TASK REQUIREMENTS ->
Retype all of the records precisely.

MATERIAL PROVIDED ->
☆ ☆ ☆ ☆ ☆ ☆ ☆

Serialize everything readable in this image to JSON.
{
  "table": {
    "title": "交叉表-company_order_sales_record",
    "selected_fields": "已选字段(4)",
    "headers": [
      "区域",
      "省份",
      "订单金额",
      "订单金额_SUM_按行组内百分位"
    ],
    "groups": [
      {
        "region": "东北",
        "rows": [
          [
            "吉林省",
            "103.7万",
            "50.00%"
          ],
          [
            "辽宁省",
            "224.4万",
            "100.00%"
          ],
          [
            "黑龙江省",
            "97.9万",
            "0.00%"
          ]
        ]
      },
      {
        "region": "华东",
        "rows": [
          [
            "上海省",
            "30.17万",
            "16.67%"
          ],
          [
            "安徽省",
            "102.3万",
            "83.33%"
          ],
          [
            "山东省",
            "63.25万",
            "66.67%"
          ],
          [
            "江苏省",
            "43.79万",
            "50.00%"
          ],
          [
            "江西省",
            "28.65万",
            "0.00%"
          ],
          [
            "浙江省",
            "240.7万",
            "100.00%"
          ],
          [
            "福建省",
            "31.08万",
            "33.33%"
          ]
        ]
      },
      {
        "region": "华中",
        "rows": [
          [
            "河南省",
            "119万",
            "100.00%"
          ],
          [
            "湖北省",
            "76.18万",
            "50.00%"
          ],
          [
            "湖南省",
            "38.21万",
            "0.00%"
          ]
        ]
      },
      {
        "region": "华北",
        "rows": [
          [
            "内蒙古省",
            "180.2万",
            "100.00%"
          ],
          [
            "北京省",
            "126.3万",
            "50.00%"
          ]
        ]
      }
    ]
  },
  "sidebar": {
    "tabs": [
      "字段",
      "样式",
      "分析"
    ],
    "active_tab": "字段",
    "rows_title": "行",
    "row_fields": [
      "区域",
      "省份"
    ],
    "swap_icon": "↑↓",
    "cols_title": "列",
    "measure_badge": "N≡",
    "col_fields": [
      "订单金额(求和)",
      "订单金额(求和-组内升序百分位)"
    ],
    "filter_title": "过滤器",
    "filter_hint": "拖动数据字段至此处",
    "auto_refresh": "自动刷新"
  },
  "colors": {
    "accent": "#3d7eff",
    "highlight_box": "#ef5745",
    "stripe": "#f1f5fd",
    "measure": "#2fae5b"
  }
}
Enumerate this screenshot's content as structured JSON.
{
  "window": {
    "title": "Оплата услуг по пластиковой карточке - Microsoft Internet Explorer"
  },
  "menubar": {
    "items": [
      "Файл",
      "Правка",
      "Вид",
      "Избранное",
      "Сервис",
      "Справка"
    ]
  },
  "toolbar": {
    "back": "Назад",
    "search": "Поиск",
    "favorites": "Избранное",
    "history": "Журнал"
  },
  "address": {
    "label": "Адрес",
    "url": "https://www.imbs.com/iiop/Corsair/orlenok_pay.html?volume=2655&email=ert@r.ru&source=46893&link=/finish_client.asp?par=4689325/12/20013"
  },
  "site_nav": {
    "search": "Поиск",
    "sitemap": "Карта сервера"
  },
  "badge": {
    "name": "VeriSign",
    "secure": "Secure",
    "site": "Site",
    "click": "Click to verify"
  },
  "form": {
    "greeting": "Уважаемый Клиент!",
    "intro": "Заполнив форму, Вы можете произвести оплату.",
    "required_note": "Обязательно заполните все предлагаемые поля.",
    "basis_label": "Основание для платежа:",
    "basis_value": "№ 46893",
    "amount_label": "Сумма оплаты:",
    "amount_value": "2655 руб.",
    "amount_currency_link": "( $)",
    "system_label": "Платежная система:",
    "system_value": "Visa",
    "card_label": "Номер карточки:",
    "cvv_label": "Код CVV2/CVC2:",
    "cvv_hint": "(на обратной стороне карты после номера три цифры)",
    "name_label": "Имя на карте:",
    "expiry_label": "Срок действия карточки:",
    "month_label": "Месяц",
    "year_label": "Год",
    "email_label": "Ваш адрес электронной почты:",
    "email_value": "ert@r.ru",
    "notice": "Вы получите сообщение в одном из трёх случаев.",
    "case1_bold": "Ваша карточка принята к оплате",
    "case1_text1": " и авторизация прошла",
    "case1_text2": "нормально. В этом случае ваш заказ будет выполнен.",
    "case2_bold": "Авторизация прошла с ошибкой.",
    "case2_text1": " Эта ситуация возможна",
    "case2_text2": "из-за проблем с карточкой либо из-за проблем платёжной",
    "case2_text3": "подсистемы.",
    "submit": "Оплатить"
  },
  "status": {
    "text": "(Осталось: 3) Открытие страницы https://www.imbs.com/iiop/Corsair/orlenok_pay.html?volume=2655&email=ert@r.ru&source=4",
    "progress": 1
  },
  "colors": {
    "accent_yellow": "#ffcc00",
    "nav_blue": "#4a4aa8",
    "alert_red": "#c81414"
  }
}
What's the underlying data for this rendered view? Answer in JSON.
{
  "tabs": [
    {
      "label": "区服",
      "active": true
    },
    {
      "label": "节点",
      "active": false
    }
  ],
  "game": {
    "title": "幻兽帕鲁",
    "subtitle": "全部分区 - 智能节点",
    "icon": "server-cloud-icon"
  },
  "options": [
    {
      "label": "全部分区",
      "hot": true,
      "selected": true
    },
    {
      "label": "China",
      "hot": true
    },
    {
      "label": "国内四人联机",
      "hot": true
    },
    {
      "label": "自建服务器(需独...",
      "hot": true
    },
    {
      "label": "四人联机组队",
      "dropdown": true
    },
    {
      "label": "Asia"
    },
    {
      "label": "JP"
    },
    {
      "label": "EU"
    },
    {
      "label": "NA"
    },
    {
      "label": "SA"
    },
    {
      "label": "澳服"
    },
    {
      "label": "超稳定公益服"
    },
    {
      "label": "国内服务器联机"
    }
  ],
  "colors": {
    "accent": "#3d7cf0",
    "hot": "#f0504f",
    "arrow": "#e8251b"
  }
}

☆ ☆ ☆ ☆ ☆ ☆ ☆

PROBLEM SOLUTION ->
Serialize everything readable in this image to JSON.
{
  "table": {
    "title": "交叉表-company_order_sales_record",
    "selected_fields": "已选字段(4)",
    "headers": [
      "区域",
      "省份",
      "订单金额",
      "订单金额_SUM_按行组内百分位"
    ],
    "groups": [
      {
        "region": "东北",
        "rows": [
          [
            "吉林省",
            "103.7万",
            "50.00%"
          ],
          [
            "辽宁省",
            "224.4万",
            "100.00%"
          ],
          [
            "黑龙江省",
            "97.9万",
            "0.00%"
          ]
        ]
      },
      {
        "region": "华东",
        "rows": [
          [
            "上海省",
            "30.17万",
            "16.67%"
          ],
          [
            "安徽省",
            "102.3万",
            "83.33%"
          ],
          [
            "山东省",
            "63.25万",
            "66.67%"
          ],
          [
            "江苏省",
            "43.79万",
            "50.00%"
          ],
          [
            "江西省",
            "28.65万",
            "0.00%"
          ],
          [
            "浙江省",
            "240.7万",
            "100.00%"
          ],
          [
            "福建省",
            "31.08万",
            "33.33%"
          ]
        ]
      },
      {
        "region": "华中",
        "rows": [
          [
            "河南省",
            "119万",
            "100.00%"
          ],
          [
            "湖北省",
            "76.18万",
            "50.00%"
          ],
          [
            "湖南省",
            "38.21万",
            "0.00%"
          ]
        ]
      },
      {
        "region": "华北",
        "rows": [
          [
            "内蒙古省",
            "180.2万",
            "100.00%"
          ],
          [
            "北京省",
            "126.3万",
            "50.00%"
          ]
        ]
      }
    ]
  },
  "sidebar": {
    "tabs": [
      "字段",
      "样式",
      "分析"
    ],
    "active_tab": "字段",
    "rows_title": "行",
    "row_fields": [
      "区域",
      "省份"
    ],
    "swap_icon": "↑↓",
    "cols_title": "列",
    "measure_badge": "N≡",
    "col_fields": [
      "订单金额(求和)",
      "订单金额(求和-组内升序百分位)"
    ],
    "filter_title": "过滤器",
    "filter_hint": "拖动数据字段至此处",
    "auto_refresh": "自动刷新"
  },
  "colors": {
    "accent": "#3d7eff",
    "highlight_box": "#ef5745",
    "stripe": "#f1f5fd",
    "measure": "#2fae5b"
  }
}
Enumerate this screenshot's content as structured JSON.
{
  "window": {
    "title": "Оплата услуг по пластиковой карточке - Microsoft Internet Explorer"
  },
  "menubar": {
    "items": [
      "Файл",
      "Правка",
      "Вид",
      "Избранное",
      "Сервис",
      "Справка"
    ]
  },
  "toolbar": {
    "back": "Назад",
    "search": "Поиск",
    "favorites": "Избранное",
    "history": "Журнал"
  },
  "address": {
    "label": "Адрес",
    "url": "https://www.imbs.com/iiop/Corsair/orlenok_pay.html?volume=2655&email=ert@r.ru&source=46893&link=/finish_client.asp?par=4689325/12/20013"
  },
  "site_nav": {
    "search": "Поиск",
    "sitemap": "Карта сервера"
  },
  "badge": {
    "name": "VeriSign",
    "secure": "Secure",
    "site": "Site",
    "click": "Click to verify"
  },
  "form": {
    "greeting": "Уважаемый Клиент!",
    "intro": "Заполнив форму, Вы можете произвести оплату.",
    "required_note": "Обязательно заполните все предлагаемые поля.",
    "basis_label": "Основание для платежа:",
    "basis_value": "№ 46893",
    "amount_label": "Сумма оплаты:",
    "amount_value": "2655 руб.",
    "amount_currency_link": "( $)",
    "system_label": "Платежная система:",
    "system_value": "Visa",
    "card_label": "Номер карточки:",
    "cvv_label": "Код CVV2/CVC2:",
    "cvv_hint": "(на обратной стороне карты после номера три цифры)",
    "name_label": "Имя на карте:",
    "expiry_label": "Срок действия карточки:",
    "month_label": "Месяц",
    "year_label": "Год",
    "email_label": "Ваш адрес электронной почты:",
    "email_value": "ert@r.ru",
    "notice": "Вы получите сообщение в одном из трёх случаев.",
    "case1_bold": "Ваша карточка принята к оплате",
    "case1_text1": " и авторизация прошла",
    "case1_text2": "нормально. В этом случае ваш заказ будет выполнен.",
    "case2_bold": "Авторизация прошла с ошибкой.",
    "case2_text1": " Эта ситуация возможна",
    "case2_text2": "из-за проблем с карточкой либо из-за проблем платёжной",
    "case2_text3": "подсистемы.",
    "submit": "Оплатить"
  },
  "status": {
    "text": "(Осталось: 3) Открытие страницы https://www.imbs.com/iiop/Corsair/orlenok_pay.html?volume=2655&email=ert@r.ru&source=4",
    "progress": 1
  },
  "colors": {
    "accent_yellow": "#ffcc00",
    "nav_blue": "#4a4aa8",
    "alert_red": "#c81414"
  }
}
What's the underlying data for this rendered view? Answer in JSON.
{
  "tabs": [
    {
      "label": "区服",
      "active": true
    },
    {
      "label": "节点",
      "active": false
    }
  ],
  "game": {
    "title": "幻兽帕鲁",
    "subtitle": "全部分区 - 智能节点",
    "icon": "server-cloud-icon"
  },
  "options": [
    {
      "label": "全部分区",
      "hot": true,
      "selected": true
    },
    {
      "label": "China",
      "hot": true
    },
    {
      "label": "国内四人联机",
      "hot": true
    },
    {
      "label": "自建服务器(需独...",
      "hot": true
    },
    {
      "label": "四人联机组队",
      "dropdown": true
    },
    {
      "label": "Asia"
    },
    {
      "label": "JP"
    },
    {
      "label": "EU"
    },
    {
      "label": "NA"
    },
    {
      "label": "SA"
    },
    {
      "label": "澳服"
    },
    {
      "label": "超稳定公益服"
    },
    {
      "label": "国内服务器联机"
    }
  ],
  "colors": {
    "accent": "#3d7cf0",
    "hot": "#f0504f",
    "arrow": "#e8251b"
  }
}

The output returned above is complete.